Mr Pritchard said: “Nine people helped carry the equipment and and climbing gear and the camping gear. Without them I would not have been able to do it.

“I think everybody needs support in some way and I do believe that with support everybody is capable of quite amazing things.

“There is this ethos around doing it on your own and independence but nobody is totally independent, I really believe that.”

He now works for the Australian government going into schools and giving talks on disability, but still likes to go on adventures.

Last year, along with four other men with significant disabilities Mr Pritchard cycled a tandem tricycle from the lowest point in Australia at Lake Eyre which is below sea level to the summit of Mount Kosciuszko, 2,228 metres above sea level.

It was the first time the 2,100-kilometre journey had ever been completed and a documentary was made during the process.

Mr Pritchard, who has three children, said: “I took a while to accept what had happened to me.

“I always say my injury is the best thing that ever happened to me.

“A lot of people find that hard to believe. How can such a catastrophic injury be the best thing that has ever happened to you?

“It taught me acceptance, it taught me determination and patience. Everybody faces these challenges at one point in their life.”

Mr Pritchard has written three books about his experiences climbing and last returned to Bolton in 2016, when his mother, Jean Allen, turned 80.

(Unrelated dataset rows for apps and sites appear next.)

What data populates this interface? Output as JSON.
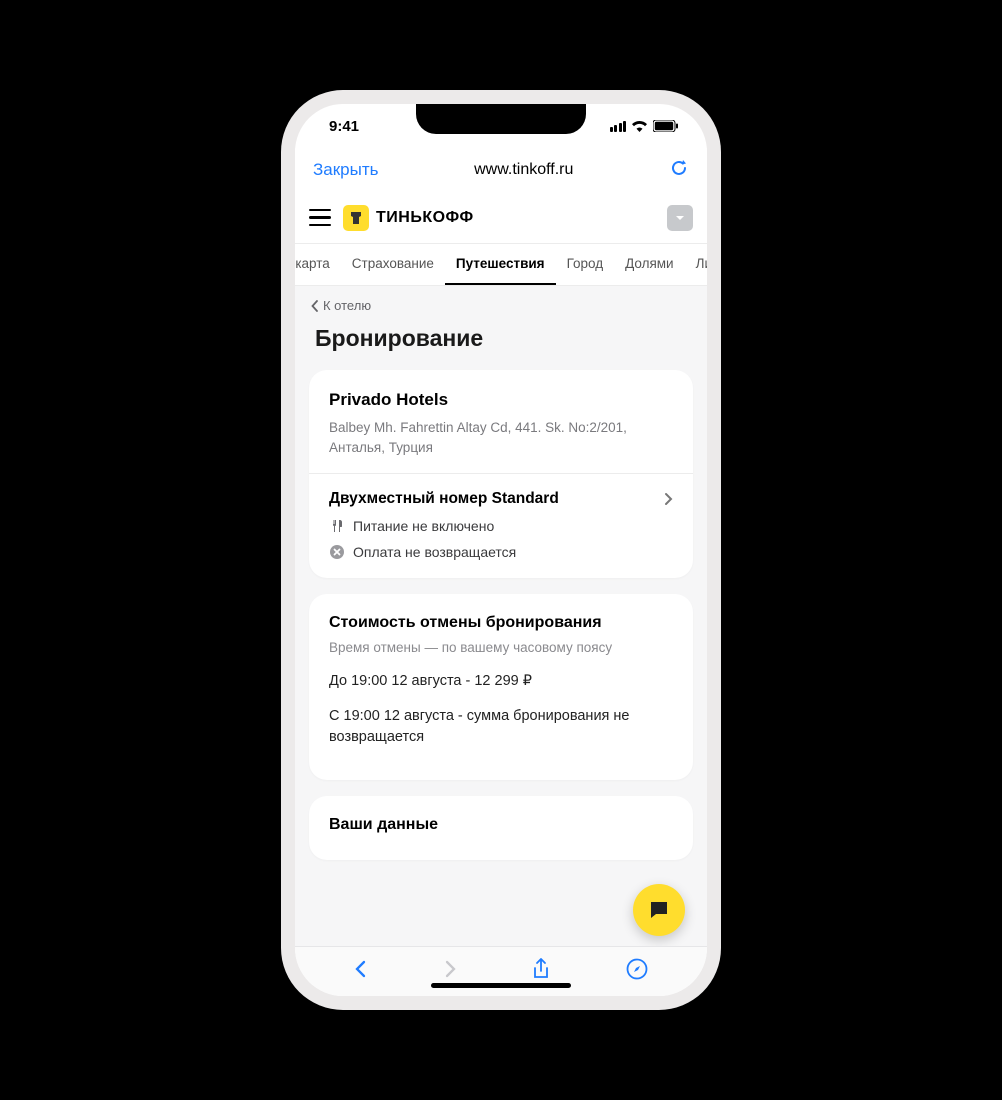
{
  "status": {
    "time": "9:41"
  },
  "browser": {
    "close_label": "Закрыть",
    "url": "www.tinkoff.ru"
  },
  "header": {
    "brand": "ТИНЬКОФФ"
  },
  "tabs": {
    "items": [
      {
        "label": "им-карта"
      },
      {
        "label": "Страхование"
      },
      {
        "label": "Путешествия",
        "active": true
      },
      {
        "label": "Город"
      },
      {
        "label": "Долями"
      },
      {
        "label": "Лични"
      }
    ]
  },
  "back": {
    "label": "К отелю"
  },
  "page": {
    "title": "Бронирование"
  },
  "hotel": {
    "name": "Privado Hotels",
    "address": "Balbey Mh. Fahrettin Altay Cd, 441. Sk. No:2/201, Анталья, Турция",
    "room": "Двухместный номер Standard",
    "meal": "Питание не включено",
    "refund": "Оплата не возвращается"
  },
  "cancel": {
    "title": "Стоимость отмены бронирования",
    "subtitle": "Время отмены — по вашему часовому поясу",
    "line1": "До 19:00 12 августа - 12 299 ₽",
    "line2": "С 19:00 12 августа - сумма бронирования не возвращается"
  },
  "user_data": {
    "title": "Ваши данные"
  }
}
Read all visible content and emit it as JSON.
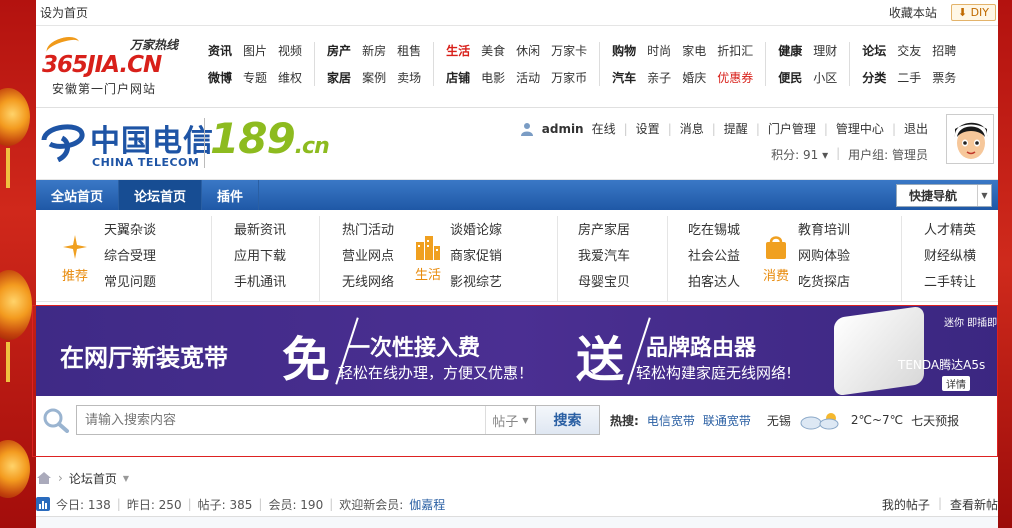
{
  "topbar": {
    "set_home": "设为首页",
    "bookmark": "收藏本站",
    "diy": "DIY"
  },
  "logo365": {
    "slogan": "万家热线",
    "brand": "365JIA.CN",
    "sub": "安徽第一门户网站"
  },
  "navgroups": [
    {
      "rows": [
        [
          "资讯",
          "图片",
          "视频"
        ],
        [
          "微博",
          "专题",
          "维权"
        ]
      ]
    },
    {
      "rows": [
        [
          "房产",
          "新房",
          "租售"
        ],
        [
          "家居",
          "案例",
          "卖场"
        ]
      ]
    },
    {
      "rows": [
        [
          "生活",
          "美食",
          "休闲",
          "万家卡"
        ],
        [
          "店铺",
          "电影",
          "活动",
          "万家币"
        ]
      ]
    },
    {
      "rows": [
        [
          "购物",
          "时尚",
          "家电",
          "折扣汇"
        ],
        [
          "汽车",
          "亲子",
          "婚庆",
          "优惠券"
        ]
      ]
    },
    {
      "rows": [
        [
          "健康",
          "理财"
        ],
        [
          "便民",
          "小区"
        ]
      ]
    },
    {
      "rows": [
        [
          "论坛",
          "交友",
          "招聘"
        ],
        [
          "分类",
          "二手",
          "票务"
        ]
      ]
    }
  ],
  "telecom": {
    "cn": "中国电信",
    "en": "CHINA TELECOM",
    "num": "189",
    "dotcn": ".cn"
  },
  "user": {
    "name": "admin",
    "online": "在线",
    "links": [
      "设置",
      "消息",
      "提醒",
      "门户管理",
      "管理中心",
      "退出"
    ],
    "points": "积分: 91",
    "group": "用户组: 管理员"
  },
  "mainnav": {
    "tabs": [
      "全站首页",
      "论坛首页",
      "插件"
    ],
    "active_index": 1,
    "quick_nav": "快捷导航"
  },
  "categories": {
    "recommend": "推荐",
    "life": "生活",
    "consume": "消费",
    "cols": [
      [
        "天翼杂谈",
        "综合受理",
        "常见问题"
      ],
      [
        "最新资讯",
        "应用下载",
        "手机通讯"
      ],
      [
        "热门活动",
        "营业网点",
        "无线网络"
      ],
      [
        "谈婚论嫁",
        "商家促销",
        "影视综艺"
      ],
      [
        "房产家居",
        "我爱汽车",
        "母婴宝贝"
      ],
      [
        "吃在锡城",
        "社会公益",
        "拍客达人"
      ],
      [
        "教育培训",
        "网购体验",
        "吃货探店"
      ],
      [
        "人才精英",
        "财经纵横",
        "二手转让"
      ]
    ]
  },
  "banner": {
    "title": "在网厅新装宽带",
    "free": "免",
    "free_head": "一次性接入费",
    "free_sub": "轻松在线办理，方便又优惠！",
    "give": "送",
    "give_head": "品牌路由器",
    "give_sub": "轻松构建家庭无线网络!",
    "tagline": "迷你 即插即用",
    "product": "TENDA腾达A5s",
    "detail": "详情"
  },
  "search": {
    "placeholder": "请输入搜索内容",
    "type": "帖子",
    "button": "搜索",
    "hot_label": "热搜:",
    "hot": [
      "电信宽带",
      "联通宽带"
    ],
    "city": "无锡",
    "temp": "2℃~7℃",
    "forecast": "七天预报"
  },
  "crumb": {
    "current": "论坛首页"
  },
  "stats": {
    "today": "今日: 138",
    "yesterday": "昨日: 250",
    "posts": "帖子: 385",
    "members": "会员: 190",
    "welcome": "欢迎新会员:",
    "new_member": "伽嘉程",
    "my_posts": "我的帖子",
    "view_new": "查看新帖"
  }
}
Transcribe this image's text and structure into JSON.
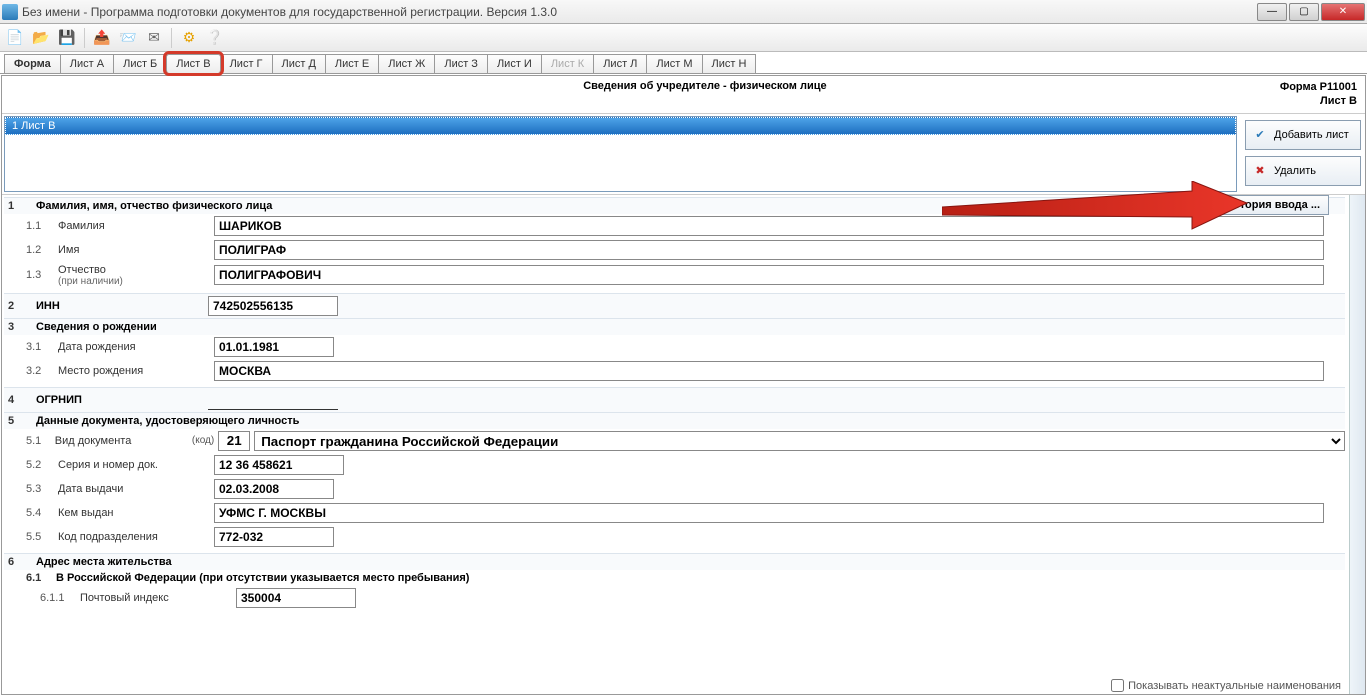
{
  "window": {
    "title": "Без имени - Программа подготовки документов для государственной регистрации. Версия 1.3.0"
  },
  "tabs": [
    {
      "label": "Форма",
      "bold": true
    },
    {
      "label": "Лист А"
    },
    {
      "label": "Лист Б"
    },
    {
      "label": "Лист В",
      "highlighted": true
    },
    {
      "label": "Лист Г"
    },
    {
      "label": "Лист Д"
    },
    {
      "label": "Лист Е"
    },
    {
      "label": "Лист Ж"
    },
    {
      "label": "Лист З"
    },
    {
      "label": "Лист И"
    },
    {
      "label": "Лист К",
      "disabled": true
    },
    {
      "label": "Лист Л"
    },
    {
      "label": "Лист М"
    },
    {
      "label": "Лист Н"
    }
  ],
  "header": {
    "center": "Сведения об учредителе - физическом лице",
    "right1": "Форма Р11001",
    "right2": "Лист В"
  },
  "list": {
    "row": "1 Лист В",
    "add_btn": "Добавить лист",
    "del_btn": "Удалить"
  },
  "history_btn": "история ввода ...",
  "sections": {
    "s1": {
      "num": "1",
      "title": "Фамилия, имя, отчество физического лица"
    },
    "s1_1": {
      "num": "1.1",
      "label": "Фамилия",
      "val": "ШАРИКОВ"
    },
    "s1_2": {
      "num": "1.2",
      "label": "Имя",
      "val": "ПОЛИГРАФ"
    },
    "s1_3": {
      "num": "1.3",
      "label": "Отчество",
      "sub": "(при наличии)",
      "val": "ПОЛИГРАФОВИЧ"
    },
    "s2": {
      "num": "2",
      "title": "ИНН",
      "val": "742502556135"
    },
    "s3": {
      "num": "3",
      "title": "Сведения о рождении"
    },
    "s3_1": {
      "num": "3.1",
      "label": "Дата рождения",
      "val": "01.01.1981"
    },
    "s3_2": {
      "num": "3.2",
      "label": "Место рождения",
      "val": "МОСКВА"
    },
    "s4": {
      "num": "4",
      "title": "ОГРНИП",
      "val": ""
    },
    "s5": {
      "num": "5",
      "title": "Данные документа, удостоверяющего личность"
    },
    "s5_1": {
      "num": "5.1",
      "label": "Вид документа",
      "codelbl": "(код)",
      "code": "21",
      "val": "Паспорт гражданина Российской Федерации"
    },
    "s5_2": {
      "num": "5.2",
      "label": "Серия и номер док.",
      "val": "12 36 458621"
    },
    "s5_3": {
      "num": "5.3",
      "label": "Дата выдачи",
      "val": "02.03.2008"
    },
    "s5_4": {
      "num": "5.4",
      "label": "Кем выдан",
      "val": "УФМС Г. МОСКВЫ"
    },
    "s5_5": {
      "num": "5.5",
      "label": "Код подразделения",
      "val": "772-032"
    },
    "s6": {
      "num": "6",
      "title": "Адрес места жительства"
    },
    "s6_1": {
      "num": "6.1",
      "title": "В Российской Федерации (при отсутствии указывается место пребывания)"
    },
    "s6_1_1": {
      "num": "6.1.1",
      "label": "Почтовый индекс",
      "val": "350004"
    }
  },
  "footer_cb": "Показывать неактуальные наименования"
}
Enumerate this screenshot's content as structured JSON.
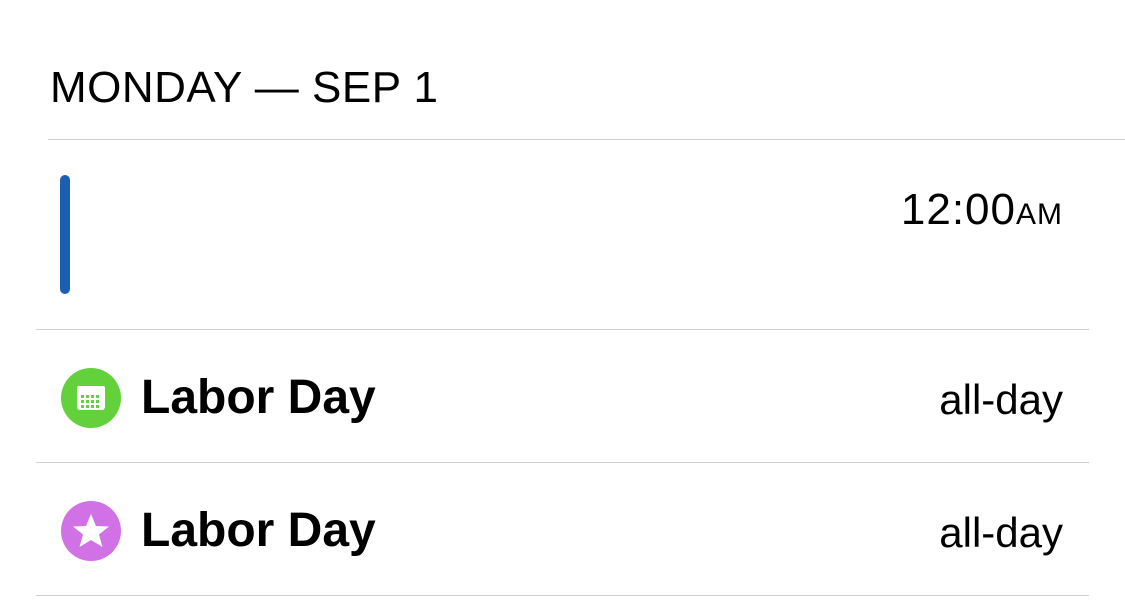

He said: “I love Bolton and its people and it will always have a massive soft spot for Bolton, that is for sure.”